A unique aspect of living at the small, Warlpiri community of Nyirrpi, central Australia, is that you find yourself living intimately not only with many people but also with your collective waste. In his book Waste Away (2016) Joshua Reno reveals the distancing effect of large-scale waste management practices: a disconnect from the materiality and effects of waste itself, as it is whisked away from view to distant landfills, as well as a social separation between waste workers and waste makers. Taking my cue from Reno, I ask what the implications are when the opposite is true: when relationships with and around waste are physically and socially intimate. To unpack this question, I analyse waste at Nyirrpi from two angles. On the one hand, Warlpiri people often live with waste material - finding new uses for waste at home, and sometimes scavenging and re-homing found items from the tip (to the sometimes distaste of non-Indigenous residents). Further, the domestic labour of cleaning up rubbish at home is deeply embedded in Warlpiri relationships based on care and reciprocity. On the other hand, local government waste management practices are akin to what Reno describes above. (Re)-categorised in terms of danger and contamination, waste ceases to be that with which humans can live with or (re)-use: its handling becomes embedded in regulatory systems, as its handlers are in labour relations. Taking these combined perspectives and practices of living with waste, my paper ultimately asks what this entails for Indigenous/non-Indigenous relations at Nyirrpi.
Throwing away one's cake and eating it too: food waste, reclamation, and the aspirational futures of late Anthropocene capitalism
Emerging endeavours to reclaim commercial food waste—from secondary markets to energy production—represent incipient futures for capital accumulation in the late Anthropocene, allowing businesses to capitalise on their waste and mitigate their footprint without restructuring their commodity chains.

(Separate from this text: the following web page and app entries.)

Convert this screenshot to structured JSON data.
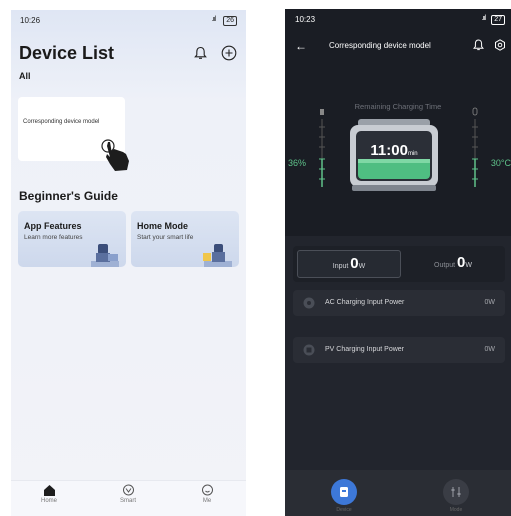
{
  "left_screen": {
    "status": {
      "time": "10:26",
      "signal": ".ııl",
      "battery": "26"
    },
    "title": "Device List",
    "filter": "All",
    "device_card": {
      "name": "Corresponding device model"
    },
    "guide": {
      "title": "Beginner's Guide",
      "cards": [
        {
          "title": "App Features",
          "subtitle": "Learn more features"
        },
        {
          "title": "Home Mode",
          "subtitle": "Start your smart life"
        }
      ]
    },
    "nav": {
      "home": "Home",
      "smart": "Smart",
      "me": "Me"
    }
  },
  "right_screen": {
    "status": {
      "time": "10:23",
      "signal": ".ııl",
      "battery": "27"
    },
    "title": "Corresponding device model",
    "remaining_label": "Remaining Charging Time",
    "time_value": "11:00",
    "time_unit": "min",
    "battery_percent": "36%",
    "temperature": "30°C",
    "io": {
      "input_label": "Input",
      "input_value": "0",
      "input_unit": "W",
      "output_label": "Output",
      "output_value": "0",
      "output_unit": "W"
    },
    "rows": [
      {
        "label": "AC Charging Input Power",
        "value": "0W"
      },
      {
        "label": "PV Charging Input Power",
        "value": "0W"
      }
    ],
    "nav": {
      "device": "Device",
      "other": "Mode"
    }
  },
  "colors": {
    "accent_green": "#5fc28a",
    "accent_blue": "#3d78d8",
    "dark_bg": "#1a1d24"
  }
}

From ugly potatoes discarded in the fields to unspoiled products abandoned in supermarket dumpsters, commercial food waste has become the object of growing concern in industrialised countries—perhaps symptomatic of the increasingly evident environmental and social costs of late capitalism. In recent years, the massive scale of these wasted food surpluses has alarmed publics, policy makers, and private enterprises alike. They have increasingly sought innovations to divert these excesses from the waste stream, yet rarely challenged the underlying logic of commodification and capitalist exchange that produces them in the first place. This paper therefore describes emergent practices of capitalist reclamation, and even recapitalisation, of these commercial food surpluses, such as the development of for-profit enterprises like the Daily Table—a restaurant which produces discount meals from supermarket cast-offs—and the production of energy from organic wastes through aerobic digestion—which allows supermarkets like Tesco to recoup the caloric surplus value trapped within their food waste. These endeavours, I argue, represent incipient futures for 21st century capital accumulation, allowing commercial enterprises to reclaim their own waste, bolster their bottom lines, and mitigate their environmental footprints without fundamentally restructuring their commodity chains. In such ways, I argue, may the capitalism of the late Anthropocene attempt to throw away its cake and eat it too.
This panel is closed to new paper proposals.